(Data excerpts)
↓↓↓
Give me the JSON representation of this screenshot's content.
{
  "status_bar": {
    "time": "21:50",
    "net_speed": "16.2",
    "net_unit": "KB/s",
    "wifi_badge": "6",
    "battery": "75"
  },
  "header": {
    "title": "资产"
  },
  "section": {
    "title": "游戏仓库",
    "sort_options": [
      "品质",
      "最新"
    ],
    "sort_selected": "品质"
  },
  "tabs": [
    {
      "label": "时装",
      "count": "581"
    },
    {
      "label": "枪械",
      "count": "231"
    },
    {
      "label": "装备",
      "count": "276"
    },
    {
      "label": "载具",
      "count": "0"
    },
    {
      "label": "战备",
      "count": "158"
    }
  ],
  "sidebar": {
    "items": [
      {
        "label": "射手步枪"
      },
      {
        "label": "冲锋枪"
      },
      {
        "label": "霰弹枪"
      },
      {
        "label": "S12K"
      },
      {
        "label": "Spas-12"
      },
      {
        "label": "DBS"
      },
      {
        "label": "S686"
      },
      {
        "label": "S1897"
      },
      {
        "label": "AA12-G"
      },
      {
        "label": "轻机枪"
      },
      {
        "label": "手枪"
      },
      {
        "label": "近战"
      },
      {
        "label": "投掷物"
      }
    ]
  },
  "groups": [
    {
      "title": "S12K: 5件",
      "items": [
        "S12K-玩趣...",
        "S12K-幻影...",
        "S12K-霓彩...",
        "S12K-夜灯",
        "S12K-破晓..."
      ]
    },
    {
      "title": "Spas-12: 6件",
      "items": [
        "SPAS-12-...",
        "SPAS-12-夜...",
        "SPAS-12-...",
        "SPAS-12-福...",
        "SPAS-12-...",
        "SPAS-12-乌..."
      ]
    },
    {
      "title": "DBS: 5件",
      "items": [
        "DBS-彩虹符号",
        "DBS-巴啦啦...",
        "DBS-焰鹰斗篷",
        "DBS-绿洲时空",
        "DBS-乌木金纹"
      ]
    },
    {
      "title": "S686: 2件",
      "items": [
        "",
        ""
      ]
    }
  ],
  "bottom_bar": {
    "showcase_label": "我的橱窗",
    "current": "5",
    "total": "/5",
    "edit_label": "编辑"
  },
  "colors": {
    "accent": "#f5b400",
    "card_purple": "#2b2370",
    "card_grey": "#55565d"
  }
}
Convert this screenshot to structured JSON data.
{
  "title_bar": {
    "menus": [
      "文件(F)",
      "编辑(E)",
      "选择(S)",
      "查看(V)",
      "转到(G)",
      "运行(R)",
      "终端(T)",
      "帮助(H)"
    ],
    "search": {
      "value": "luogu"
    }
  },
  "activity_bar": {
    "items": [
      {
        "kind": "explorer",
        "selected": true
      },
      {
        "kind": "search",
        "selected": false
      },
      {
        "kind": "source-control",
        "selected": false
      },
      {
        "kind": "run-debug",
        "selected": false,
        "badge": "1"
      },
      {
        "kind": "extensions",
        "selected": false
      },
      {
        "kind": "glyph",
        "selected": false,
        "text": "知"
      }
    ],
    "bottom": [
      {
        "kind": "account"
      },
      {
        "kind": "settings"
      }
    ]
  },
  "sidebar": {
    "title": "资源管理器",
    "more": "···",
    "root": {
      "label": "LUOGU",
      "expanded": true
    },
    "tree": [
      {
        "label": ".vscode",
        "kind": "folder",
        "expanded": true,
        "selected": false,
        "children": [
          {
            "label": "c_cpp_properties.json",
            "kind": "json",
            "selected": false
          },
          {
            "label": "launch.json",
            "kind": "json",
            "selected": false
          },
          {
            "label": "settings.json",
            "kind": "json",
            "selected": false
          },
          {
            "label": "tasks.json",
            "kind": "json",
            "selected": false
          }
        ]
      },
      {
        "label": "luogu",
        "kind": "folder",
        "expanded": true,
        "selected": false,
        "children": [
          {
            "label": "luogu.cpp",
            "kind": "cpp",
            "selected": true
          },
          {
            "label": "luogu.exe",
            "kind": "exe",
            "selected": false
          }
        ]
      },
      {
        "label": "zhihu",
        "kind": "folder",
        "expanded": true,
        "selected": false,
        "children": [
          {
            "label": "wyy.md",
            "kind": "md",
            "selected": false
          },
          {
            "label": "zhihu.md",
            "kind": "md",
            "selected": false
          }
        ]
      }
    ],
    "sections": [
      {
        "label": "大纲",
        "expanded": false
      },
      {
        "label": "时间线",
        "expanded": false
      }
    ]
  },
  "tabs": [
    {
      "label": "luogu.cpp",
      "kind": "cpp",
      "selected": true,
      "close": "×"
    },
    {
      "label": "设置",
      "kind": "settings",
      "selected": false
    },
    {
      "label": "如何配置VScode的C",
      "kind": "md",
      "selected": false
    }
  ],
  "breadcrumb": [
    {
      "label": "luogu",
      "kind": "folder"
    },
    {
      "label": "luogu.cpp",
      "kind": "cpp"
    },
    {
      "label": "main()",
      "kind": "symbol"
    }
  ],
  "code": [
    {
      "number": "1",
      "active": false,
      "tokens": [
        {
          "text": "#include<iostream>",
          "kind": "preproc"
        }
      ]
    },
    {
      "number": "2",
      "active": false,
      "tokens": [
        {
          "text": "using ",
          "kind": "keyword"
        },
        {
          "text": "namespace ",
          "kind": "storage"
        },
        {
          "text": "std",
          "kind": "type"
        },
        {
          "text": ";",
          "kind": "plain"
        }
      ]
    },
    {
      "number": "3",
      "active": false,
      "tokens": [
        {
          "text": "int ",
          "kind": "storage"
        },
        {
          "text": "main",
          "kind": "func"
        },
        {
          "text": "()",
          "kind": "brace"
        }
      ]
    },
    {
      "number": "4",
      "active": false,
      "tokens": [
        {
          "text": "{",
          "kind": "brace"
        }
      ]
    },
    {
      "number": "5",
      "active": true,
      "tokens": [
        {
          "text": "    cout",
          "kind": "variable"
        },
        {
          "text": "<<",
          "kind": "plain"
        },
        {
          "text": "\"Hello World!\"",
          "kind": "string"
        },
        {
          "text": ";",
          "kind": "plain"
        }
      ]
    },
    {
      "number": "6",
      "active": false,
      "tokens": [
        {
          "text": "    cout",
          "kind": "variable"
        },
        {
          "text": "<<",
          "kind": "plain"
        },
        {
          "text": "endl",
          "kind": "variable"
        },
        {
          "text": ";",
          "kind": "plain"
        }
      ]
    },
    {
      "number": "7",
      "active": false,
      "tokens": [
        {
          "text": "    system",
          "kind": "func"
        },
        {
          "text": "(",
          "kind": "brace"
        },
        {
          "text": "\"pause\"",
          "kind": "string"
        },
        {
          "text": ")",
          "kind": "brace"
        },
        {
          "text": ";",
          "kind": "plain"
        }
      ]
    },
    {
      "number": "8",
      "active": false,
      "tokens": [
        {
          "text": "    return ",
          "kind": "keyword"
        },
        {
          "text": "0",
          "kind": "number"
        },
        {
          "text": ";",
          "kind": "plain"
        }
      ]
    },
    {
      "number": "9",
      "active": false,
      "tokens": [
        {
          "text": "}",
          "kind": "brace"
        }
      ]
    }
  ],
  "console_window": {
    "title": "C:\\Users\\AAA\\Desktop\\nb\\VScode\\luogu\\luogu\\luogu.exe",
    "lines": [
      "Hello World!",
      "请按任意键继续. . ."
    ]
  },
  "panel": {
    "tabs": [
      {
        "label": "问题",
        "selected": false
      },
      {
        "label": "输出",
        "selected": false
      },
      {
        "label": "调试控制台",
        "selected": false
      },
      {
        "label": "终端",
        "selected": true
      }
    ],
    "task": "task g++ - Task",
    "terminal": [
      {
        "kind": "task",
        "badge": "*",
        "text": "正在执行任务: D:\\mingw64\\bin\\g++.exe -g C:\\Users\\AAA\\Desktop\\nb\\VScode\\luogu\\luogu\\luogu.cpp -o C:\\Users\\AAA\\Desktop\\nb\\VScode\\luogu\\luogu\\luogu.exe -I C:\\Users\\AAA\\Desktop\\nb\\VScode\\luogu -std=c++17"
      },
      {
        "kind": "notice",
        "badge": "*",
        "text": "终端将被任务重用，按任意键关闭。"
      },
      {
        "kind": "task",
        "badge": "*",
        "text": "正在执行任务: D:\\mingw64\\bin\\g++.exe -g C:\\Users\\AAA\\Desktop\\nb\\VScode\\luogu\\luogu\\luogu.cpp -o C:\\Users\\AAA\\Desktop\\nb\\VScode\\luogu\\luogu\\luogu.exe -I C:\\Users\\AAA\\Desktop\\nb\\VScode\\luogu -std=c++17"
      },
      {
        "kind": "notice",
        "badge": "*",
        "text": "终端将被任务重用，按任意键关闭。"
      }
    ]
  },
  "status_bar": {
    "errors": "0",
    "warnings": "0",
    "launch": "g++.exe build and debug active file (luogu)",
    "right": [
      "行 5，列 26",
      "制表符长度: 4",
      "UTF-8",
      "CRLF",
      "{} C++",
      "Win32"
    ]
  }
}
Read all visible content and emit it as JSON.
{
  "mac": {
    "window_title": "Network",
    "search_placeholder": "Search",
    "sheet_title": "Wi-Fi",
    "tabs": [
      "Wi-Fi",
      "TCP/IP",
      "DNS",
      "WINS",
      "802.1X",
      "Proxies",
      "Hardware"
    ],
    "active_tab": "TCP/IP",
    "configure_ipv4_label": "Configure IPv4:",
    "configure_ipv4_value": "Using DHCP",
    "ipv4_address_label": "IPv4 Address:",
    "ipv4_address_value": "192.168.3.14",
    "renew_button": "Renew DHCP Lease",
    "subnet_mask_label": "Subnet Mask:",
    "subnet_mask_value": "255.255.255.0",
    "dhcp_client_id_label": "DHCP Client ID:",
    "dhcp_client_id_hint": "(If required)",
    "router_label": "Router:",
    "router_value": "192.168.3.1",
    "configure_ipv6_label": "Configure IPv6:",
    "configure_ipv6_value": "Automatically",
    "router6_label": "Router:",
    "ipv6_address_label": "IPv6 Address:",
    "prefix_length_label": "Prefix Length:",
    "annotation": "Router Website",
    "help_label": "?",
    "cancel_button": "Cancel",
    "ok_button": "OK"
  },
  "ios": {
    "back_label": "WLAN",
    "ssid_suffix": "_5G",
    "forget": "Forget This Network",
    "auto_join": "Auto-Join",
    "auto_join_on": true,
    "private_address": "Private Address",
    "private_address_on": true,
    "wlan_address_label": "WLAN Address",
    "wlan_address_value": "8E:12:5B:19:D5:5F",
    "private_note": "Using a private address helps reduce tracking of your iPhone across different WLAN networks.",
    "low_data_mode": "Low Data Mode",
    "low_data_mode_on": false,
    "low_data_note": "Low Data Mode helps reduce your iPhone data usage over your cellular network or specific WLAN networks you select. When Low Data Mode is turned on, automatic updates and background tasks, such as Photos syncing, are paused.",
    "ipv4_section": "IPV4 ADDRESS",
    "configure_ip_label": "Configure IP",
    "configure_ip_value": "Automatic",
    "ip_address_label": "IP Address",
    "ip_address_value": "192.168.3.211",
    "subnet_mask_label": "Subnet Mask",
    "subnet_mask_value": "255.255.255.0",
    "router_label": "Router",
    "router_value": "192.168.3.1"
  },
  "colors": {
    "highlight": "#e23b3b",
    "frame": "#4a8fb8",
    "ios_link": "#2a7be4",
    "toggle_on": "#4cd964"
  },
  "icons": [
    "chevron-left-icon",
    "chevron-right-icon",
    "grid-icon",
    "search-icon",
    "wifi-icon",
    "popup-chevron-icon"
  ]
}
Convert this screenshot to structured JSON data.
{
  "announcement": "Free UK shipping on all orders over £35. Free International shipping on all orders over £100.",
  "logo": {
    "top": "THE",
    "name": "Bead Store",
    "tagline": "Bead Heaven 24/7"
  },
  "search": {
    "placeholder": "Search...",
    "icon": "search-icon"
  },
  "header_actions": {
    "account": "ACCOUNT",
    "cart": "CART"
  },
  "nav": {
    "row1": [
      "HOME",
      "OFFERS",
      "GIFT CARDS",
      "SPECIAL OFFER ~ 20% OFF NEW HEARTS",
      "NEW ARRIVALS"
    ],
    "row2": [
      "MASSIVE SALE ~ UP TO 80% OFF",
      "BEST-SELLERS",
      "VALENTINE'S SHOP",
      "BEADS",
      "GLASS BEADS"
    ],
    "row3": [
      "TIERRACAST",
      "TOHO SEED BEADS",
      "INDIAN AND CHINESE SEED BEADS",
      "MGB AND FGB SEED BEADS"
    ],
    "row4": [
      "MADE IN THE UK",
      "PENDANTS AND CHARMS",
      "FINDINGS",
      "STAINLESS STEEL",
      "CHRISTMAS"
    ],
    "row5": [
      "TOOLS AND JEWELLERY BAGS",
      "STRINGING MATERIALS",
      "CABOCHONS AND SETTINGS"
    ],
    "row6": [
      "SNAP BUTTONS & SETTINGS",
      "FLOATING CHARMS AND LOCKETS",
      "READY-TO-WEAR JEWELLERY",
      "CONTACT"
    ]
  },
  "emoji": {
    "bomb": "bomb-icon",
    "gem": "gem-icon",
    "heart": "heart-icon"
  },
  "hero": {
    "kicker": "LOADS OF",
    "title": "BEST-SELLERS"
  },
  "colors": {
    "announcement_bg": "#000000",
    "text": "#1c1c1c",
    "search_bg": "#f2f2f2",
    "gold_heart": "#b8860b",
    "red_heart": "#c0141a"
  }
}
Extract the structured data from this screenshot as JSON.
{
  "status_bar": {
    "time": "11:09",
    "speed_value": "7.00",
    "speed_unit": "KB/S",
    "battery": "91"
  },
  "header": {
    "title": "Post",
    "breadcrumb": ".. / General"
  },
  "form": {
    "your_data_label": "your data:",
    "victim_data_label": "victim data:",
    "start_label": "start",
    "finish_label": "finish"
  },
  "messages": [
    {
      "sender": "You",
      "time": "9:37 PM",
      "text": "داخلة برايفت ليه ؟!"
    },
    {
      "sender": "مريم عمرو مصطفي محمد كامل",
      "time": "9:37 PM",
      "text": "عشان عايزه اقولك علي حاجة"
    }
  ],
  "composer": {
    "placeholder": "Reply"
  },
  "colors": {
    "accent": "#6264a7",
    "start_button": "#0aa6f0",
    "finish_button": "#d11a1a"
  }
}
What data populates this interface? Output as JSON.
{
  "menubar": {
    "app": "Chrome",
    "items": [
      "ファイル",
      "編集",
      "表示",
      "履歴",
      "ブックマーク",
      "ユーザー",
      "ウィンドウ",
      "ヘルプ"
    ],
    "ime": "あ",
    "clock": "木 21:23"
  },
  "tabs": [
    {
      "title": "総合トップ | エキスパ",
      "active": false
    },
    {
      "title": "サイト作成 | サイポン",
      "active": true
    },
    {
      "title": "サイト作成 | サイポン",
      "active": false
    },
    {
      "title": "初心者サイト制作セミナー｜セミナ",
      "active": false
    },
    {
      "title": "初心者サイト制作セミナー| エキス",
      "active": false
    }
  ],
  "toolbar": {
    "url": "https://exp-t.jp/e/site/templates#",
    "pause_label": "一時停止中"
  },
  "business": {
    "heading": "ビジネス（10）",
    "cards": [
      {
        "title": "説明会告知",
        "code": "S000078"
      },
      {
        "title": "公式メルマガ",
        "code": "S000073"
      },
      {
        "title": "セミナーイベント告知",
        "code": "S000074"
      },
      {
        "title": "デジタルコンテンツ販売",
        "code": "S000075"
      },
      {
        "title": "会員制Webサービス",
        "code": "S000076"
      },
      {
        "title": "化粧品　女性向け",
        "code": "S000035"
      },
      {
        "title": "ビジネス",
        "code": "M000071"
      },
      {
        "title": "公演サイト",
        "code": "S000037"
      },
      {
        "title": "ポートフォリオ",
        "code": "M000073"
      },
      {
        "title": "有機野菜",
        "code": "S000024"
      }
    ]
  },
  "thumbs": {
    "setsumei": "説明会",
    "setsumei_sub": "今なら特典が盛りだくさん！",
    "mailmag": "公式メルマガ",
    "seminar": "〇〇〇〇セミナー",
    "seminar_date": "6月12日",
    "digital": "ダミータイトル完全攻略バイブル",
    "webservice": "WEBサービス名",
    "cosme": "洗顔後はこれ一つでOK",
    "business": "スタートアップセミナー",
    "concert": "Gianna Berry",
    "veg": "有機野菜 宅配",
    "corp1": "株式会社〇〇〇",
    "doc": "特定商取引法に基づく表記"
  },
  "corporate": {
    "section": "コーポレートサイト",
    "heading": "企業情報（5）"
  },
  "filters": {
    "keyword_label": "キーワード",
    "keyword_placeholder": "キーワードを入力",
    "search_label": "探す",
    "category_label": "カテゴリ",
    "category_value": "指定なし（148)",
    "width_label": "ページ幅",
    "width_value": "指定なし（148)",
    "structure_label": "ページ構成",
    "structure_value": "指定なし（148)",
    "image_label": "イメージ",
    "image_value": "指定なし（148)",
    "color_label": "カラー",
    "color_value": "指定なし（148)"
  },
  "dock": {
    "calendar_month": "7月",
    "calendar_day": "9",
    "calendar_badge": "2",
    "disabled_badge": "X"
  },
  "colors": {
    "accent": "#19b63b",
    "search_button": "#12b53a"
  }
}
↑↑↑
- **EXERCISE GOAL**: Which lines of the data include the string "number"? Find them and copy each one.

- **RESULT**:
      "number": "1",
      "number": "2",
      "number": "3",
      "number": "4",
      "number": "5",
      "number": "6",
      "number": "7",
      "number": "8",
          "kind": "number"
      "number": "9",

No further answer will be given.